Public Administration Select Committee

10 Jun 2010 12:19:35

Select Committee election results: Labour and Liberal MPs line up behind the Conservative establishment

I wondered earlier this week here whether Labour MPs would use the Select Committee elections to make life difficult for David Cameron.

They didn't.  Instead, they lined up behind the Conservative establishment candidates. Andrew Tyrie took the Treasury Select Committee; Richard Ottaway, Foreign Affairs (a big, big consolation prize, after his defeat in the 1922 Committee Chairmanship election); James Arbuthnot, Defence; Stephen Dorrell, Health; Tim Yeo, Climate Change. Anne McIntosh, who won the Environment Committee, leans towards the left of the Party.

I didn't, of course, see anyone cast a ballot paper.  But unless Conservative MPs turned out en masse to vote against the Party's right - an unlikely course of action, given the '22 Executive results - Liberal and Labour support for less spiky candidates provides the only comprehensible explanation of the results.

It would be unfair to view the victors as patsies.  Tyrie, in particular, has a track record of independent-mindedness.  But ask yourself whether Cameron Towers would prefer the winners to, say, Patrick Mercer at Defence or Peter Bone at Health (let alone Nadine) or Philip Hollobone at Climate Change, and there's only one answer.

Bernard Jenkin and Chris Chope are both seen as men of the right.  But Chope's used the Chamber to launch independent-minded assaults on establishment causes, and it's noticeable that he lost out in the tussle for the Public Administration Committee Chairmanship.

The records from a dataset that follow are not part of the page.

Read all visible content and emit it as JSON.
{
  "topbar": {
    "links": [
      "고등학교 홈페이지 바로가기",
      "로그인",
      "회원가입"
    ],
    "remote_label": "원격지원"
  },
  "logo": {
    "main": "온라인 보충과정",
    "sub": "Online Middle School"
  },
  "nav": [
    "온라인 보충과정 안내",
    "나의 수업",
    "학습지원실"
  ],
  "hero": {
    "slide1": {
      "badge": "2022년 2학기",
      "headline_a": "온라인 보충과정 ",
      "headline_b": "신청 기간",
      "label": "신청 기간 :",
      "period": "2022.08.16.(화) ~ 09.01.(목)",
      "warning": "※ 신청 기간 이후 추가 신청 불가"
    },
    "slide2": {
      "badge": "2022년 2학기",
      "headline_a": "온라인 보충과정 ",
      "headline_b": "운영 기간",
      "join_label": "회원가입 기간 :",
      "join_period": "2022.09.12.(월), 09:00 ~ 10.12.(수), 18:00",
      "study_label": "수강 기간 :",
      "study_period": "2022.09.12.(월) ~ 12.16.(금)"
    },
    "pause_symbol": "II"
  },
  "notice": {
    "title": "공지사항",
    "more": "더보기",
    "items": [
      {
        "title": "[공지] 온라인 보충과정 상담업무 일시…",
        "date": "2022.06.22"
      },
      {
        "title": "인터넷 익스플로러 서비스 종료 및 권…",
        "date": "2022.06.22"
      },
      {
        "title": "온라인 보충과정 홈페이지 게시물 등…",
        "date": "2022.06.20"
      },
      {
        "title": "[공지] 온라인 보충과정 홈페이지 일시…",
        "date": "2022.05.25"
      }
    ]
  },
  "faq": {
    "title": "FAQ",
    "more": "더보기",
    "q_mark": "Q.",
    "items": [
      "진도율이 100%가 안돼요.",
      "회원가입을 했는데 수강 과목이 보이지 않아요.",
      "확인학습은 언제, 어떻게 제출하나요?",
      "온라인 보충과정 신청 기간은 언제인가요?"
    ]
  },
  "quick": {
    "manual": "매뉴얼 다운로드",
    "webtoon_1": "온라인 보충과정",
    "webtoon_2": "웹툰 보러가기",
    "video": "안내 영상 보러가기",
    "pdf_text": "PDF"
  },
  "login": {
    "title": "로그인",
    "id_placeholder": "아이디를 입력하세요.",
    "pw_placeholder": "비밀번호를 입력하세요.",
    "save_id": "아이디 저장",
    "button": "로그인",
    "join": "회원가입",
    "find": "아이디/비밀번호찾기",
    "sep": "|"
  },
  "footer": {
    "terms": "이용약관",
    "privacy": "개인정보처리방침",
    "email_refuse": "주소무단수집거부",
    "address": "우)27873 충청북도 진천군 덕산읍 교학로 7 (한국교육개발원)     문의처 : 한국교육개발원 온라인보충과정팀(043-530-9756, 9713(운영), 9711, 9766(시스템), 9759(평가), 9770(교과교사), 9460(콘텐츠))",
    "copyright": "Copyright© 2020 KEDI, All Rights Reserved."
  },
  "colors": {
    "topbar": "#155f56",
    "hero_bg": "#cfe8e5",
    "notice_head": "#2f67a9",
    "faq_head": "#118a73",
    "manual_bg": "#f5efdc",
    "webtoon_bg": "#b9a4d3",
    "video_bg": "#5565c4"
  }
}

John Whittingdale at Culture and Greg Knight at Procedure, both No Turning Back Group stalwarts, are in unopposed. Graham Stuart won what should have been, even if it wasn't, a close-fought battle for the Education Committee.

Full list of victors.

Paul Goodman

6 Jan 2009 15:19:44

Is lobbying regulated adequately?

The House of Commons Public Administration Select Committee published a report yesterday. A thorough investigation into lobbying, it calls for a statutory register of lobbying activities:

"Lobbying the government should, in a democracy, involve explicit agreement about the terms on which this lobbying is conducted. The result of doing nothing would be to increase public mistrust of Government, and to solidify the impression that government listens to favoured groups—big business and party donors in particular—with far more attention than it gives to others."

The Association of Professional Political Consultants regulates the industry, but on a voluntary basis, and the committee called this arrangement "little better than the Emperor's new clothes". It also expressed concern about the high influx of former ministers into the industry.

A summary of the report and a link to the whole thing - which calls for far greater transparency - is available here.

Tom Greeves, who wrote this post, undertakes work for a variety of PR and lobbying companies. (And is indeed available for more of it!)